Element data from apps and pages
━━━━

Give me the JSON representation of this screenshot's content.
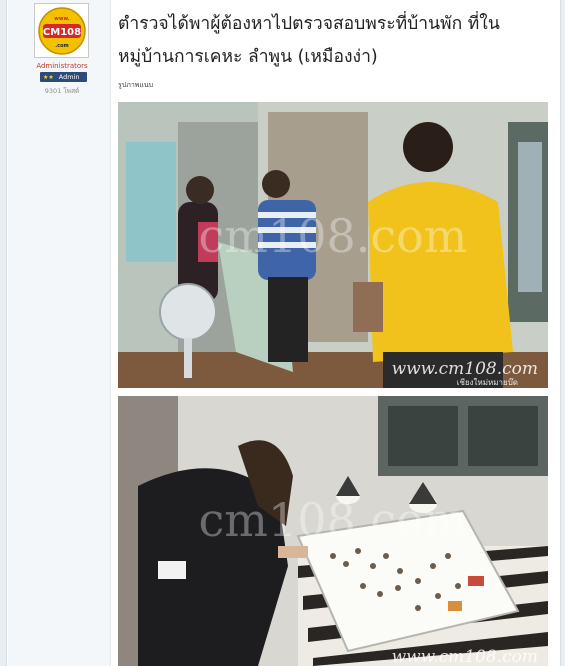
{
  "post": {
    "title": "ตำรวจได้พาผู้ต้องหาไปตรวจสอบพระที่บ้านพัก ที่ในหมู่บ้านการเคหะ ลำพูน (เหมืองง่า)",
    "subtitle": "รูปภาพแนบ"
  },
  "author": {
    "avatar_logo": "CM108",
    "avatar_top": "www.",
    "avatar_bottom": ".com",
    "username": "Administrators",
    "rank_badge": "Admin",
    "rank_stars": "★★",
    "post_count": "9301 โพสต์"
  },
  "photos": [
    {
      "name": "photo-suspect-room",
      "watermark_center": "cm108.com",
      "watermark_url": "www.cm108.com",
      "watermark_caption": "เชียงใหม่หมายบ๊ด"
    },
    {
      "name": "photo-amulet-table",
      "watermark_center": "cm108.com",
      "watermark_url": "www.cm108.com"
    }
  ],
  "colors": {
    "username": "#c0392b",
    "rank_badge_bg": "#2d4b7a",
    "avatar_yellow": "#f2c200",
    "avatar_red": "#d62828"
  }
}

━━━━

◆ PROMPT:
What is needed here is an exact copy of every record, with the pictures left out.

◆ RESULT FOR THIS TASK:
Give me the JSON representation of this screenshot's content.
{
  "post": {
    "title": "ตำรวจได้พาผู้ต้องหาไปตรวจสอบพระที่บ้านพัก ที่ในหมู่บ้านการเคหะ ลำพูน (เหมืองง่า)",
    "subtitle": "รูปภาพแนบ"
  },
  "author": {
    "avatar_logo": "CM108",
    "avatar_top": "www.",
    "avatar_bottom": ".com",
    "username": "Administrators",
    "rank_badge": "Admin",
    "rank_stars": "★★",
    "post_count": "9301 โพสต์"
  },
  "photos": [
    {
      "name": "photo-suspect-room",
      "watermark_center": "cm108.com",
      "watermark_url": "www.cm108.com",
      "watermark_caption": "เชียงใหม่หมายบ๊ด"
    },
    {
      "name": "photo-amulet-table",
      "watermark_center": "cm108.com",
      "watermark_url": "www.cm108.com"
    }
  ],
  "colors": {
    "username": "#c0392b",
    "rank_badge_bg": "#2d4b7a",
    "avatar_yellow": "#f2c200",
    "avatar_red": "#d62828"
  }
}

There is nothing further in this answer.